Apple fans are calling it the cyber equivalent of the holiday time share sales pitch: attend a seminar for a few hours on our wonderful holiday village and we’ll give you a weekend there absolutely free.
The Apple brand has never been keen to indulge in cost cutting and fans have always been willing to cough up extra cash for the company’s shiny, premium priced products. But a new patent suggests that the San Francisco-based company may consider selling their famous iPods and iMacs at discounted prices, as long as consumers are willing to listen to compulsory advertising.
A new patent application filed by Apple in the United States has revealed that technology giant is in the middle of copyrighting software technology which will force consumers to watch or listen to adverts on their products.
Described in the application as “enforcement routine” software, consumers will be unable to skip the adverts and may even be asked questions by the device to ensure that the user has fully understood the advert properly. Those listening to adverts on their iPods, for instance, may be asked to press a series of button combinations to tell the device that they have been paying attention during the advert.
A wrong answer or failure to respond could result in the device being locked down for a temporary amount of time. On the plus side, however, the application suggests that believes advertising revenues generated by the devices would enable Apple to sell their products at cheaper prices to customers.
The revelation of the patent, which was released to the public by the US Patent and Trademark Office earlier this month but only filtered out online yesterday, has begun to cause waves of discomfort within the blogging community. One commentator described the application as “the most invasive, demeaning, anti-utopian and downright horrible piece of cross-platform software technology that anybody’s ever thought of.”
Like any successful technology company, Apple regularly files experimental patent applications, many of which never make it off the drawing board. But fans are concerned that this particular piece of software has backing which goes right to the top of the company.
Apple’s CEO Steve Jobs, who has been battling ill health in recent years, is the first of five people named on the patent application, something which has only happened four times in the past 30 applications on which he has been a co-inventor since March 2008.
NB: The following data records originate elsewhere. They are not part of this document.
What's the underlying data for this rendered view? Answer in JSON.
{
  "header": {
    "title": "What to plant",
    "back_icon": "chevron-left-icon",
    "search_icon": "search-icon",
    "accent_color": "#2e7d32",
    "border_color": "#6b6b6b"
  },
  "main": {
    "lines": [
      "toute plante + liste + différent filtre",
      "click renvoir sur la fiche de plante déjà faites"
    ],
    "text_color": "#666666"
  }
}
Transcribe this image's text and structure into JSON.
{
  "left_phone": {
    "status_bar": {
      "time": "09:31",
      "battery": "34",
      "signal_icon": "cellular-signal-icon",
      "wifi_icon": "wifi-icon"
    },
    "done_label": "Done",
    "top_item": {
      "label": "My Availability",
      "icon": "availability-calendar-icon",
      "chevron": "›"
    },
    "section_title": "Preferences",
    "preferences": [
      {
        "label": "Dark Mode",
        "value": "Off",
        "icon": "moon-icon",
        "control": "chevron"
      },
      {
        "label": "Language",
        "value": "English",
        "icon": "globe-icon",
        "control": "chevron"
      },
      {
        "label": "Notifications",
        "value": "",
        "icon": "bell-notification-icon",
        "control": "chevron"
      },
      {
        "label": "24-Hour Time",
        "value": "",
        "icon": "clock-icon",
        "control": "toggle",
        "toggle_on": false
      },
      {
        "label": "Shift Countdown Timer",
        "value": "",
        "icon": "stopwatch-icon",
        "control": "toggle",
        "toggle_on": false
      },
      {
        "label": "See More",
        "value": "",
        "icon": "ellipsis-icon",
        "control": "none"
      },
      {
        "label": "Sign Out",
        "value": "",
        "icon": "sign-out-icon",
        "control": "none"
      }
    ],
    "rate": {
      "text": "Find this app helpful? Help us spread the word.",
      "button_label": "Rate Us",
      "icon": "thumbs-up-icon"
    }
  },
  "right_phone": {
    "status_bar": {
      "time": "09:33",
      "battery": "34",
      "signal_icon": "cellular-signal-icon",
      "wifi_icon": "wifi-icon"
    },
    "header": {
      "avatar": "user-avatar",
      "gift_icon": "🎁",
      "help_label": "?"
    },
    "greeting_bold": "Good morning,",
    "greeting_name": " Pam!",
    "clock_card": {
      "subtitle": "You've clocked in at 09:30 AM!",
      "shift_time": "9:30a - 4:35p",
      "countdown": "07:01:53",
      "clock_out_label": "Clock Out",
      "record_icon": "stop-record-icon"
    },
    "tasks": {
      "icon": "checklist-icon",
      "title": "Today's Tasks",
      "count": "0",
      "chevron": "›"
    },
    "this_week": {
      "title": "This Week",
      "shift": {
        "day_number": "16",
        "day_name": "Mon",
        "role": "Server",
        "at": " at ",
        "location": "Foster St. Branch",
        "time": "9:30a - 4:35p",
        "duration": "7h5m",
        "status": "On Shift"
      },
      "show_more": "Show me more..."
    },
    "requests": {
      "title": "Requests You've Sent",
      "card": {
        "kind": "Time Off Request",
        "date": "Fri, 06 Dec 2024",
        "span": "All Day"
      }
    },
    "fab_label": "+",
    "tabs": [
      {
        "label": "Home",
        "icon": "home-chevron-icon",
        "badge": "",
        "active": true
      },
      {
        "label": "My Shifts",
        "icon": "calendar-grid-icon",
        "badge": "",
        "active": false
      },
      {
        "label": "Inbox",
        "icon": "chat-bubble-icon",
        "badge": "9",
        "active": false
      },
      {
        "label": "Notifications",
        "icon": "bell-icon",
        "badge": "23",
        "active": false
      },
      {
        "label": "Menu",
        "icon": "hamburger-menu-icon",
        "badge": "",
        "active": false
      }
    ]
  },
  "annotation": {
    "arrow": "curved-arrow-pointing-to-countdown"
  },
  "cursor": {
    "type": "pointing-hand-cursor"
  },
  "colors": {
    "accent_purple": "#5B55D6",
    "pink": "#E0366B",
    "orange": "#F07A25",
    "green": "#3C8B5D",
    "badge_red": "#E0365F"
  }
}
A spokesperson for Apple declined to comment on the patent. But with the internet becoming an increasingly lucrative place to advertise, it is little wonder some of the world’s top technology giants are keen to cash in. According to the Internet Advertising Bureau, spending on internet advertising grew 4.6 per cent in the first half of 2009, overtaking television advertising for the first time.
If Apple’s patent is fully developed it would mark a profound shift in its sales policy, which largely relies on making money through hardware sales (iPods and iMacs etc) and through its online music store iTunes which sells individual tracks or albums.
But recent competition from new software upstarts such as Spotify may be forcing the California giant to think outside the box. Developed by Swedish entrepreneurs, Spotify has directly challenged the supremacy of iTunes by offering thousands of music tracks for free as long as subscribers agree to listen to periodic adverts, in a similar way to how commercial radio operates. Subscribers who pay a monthly rate to Spotify can access the same music but without the adverts.
Microsoft has also begun a foray into the world of offering cheaper products that are accompanied by compulsory advertising. Apple’s rival is planning to include a downgraded version of its Microsoft Office software on all new PCs which will be free to use but will include an undeletable advert box. Users who want the full version of Office without the adverts will have to pay a premium price.
Peter Fyfe, head of emerging platforms at online advertising agency Mediacom, said that if the patent went ahead, Apple would have to be careful about how they advertise.
“The trick is to create targeted advertising that the consumer will not find obtrusive,” he said. “Apple’s brand very much revolves around creating a positive user experience – that you take their products out of the box, plug them in and off you go. So I very much doubt they would take a sledgehammer approach to advertising and bombard users. More likely they will carefully tailor make the adverts to suit the user.”
Free market: The ad exchange
* In October 2007, a little-known Finnish company called Blyk became the UK’s first free mobile-phone operator. It bought up spare minutes from mainstream network operators and gave them to its customers for free. In return, Blyk’s customers agreed to be sent a limited number of adverts each month. Initially the scheme seemed to work and was particularly popular among 16- to 24- year-olds. But as the global recession took hold, advertising revenues dried up. In August, Blyk shut down its UK business although it still operates in Europe and could return to the UK if the market improves.
* Some areas of the Apple experience already use adverts embedded within software. Many of the third-party “apps” for the highly successful iPhone can be downloaded for free if users agree to receive adverts, or customers can make a one-off payment for an app that has no adverts.
* Spotify, an online music library, is causing excitement within the music industry as a potential answer to the problem of online piracy. Unlike Apple’s iTunes, where customers have to pay for each track they download, subscribers to Spotify can access thousands of music tracks for free if they agree to listen to adverts. You can also pay a monthly charge and avoid the adverts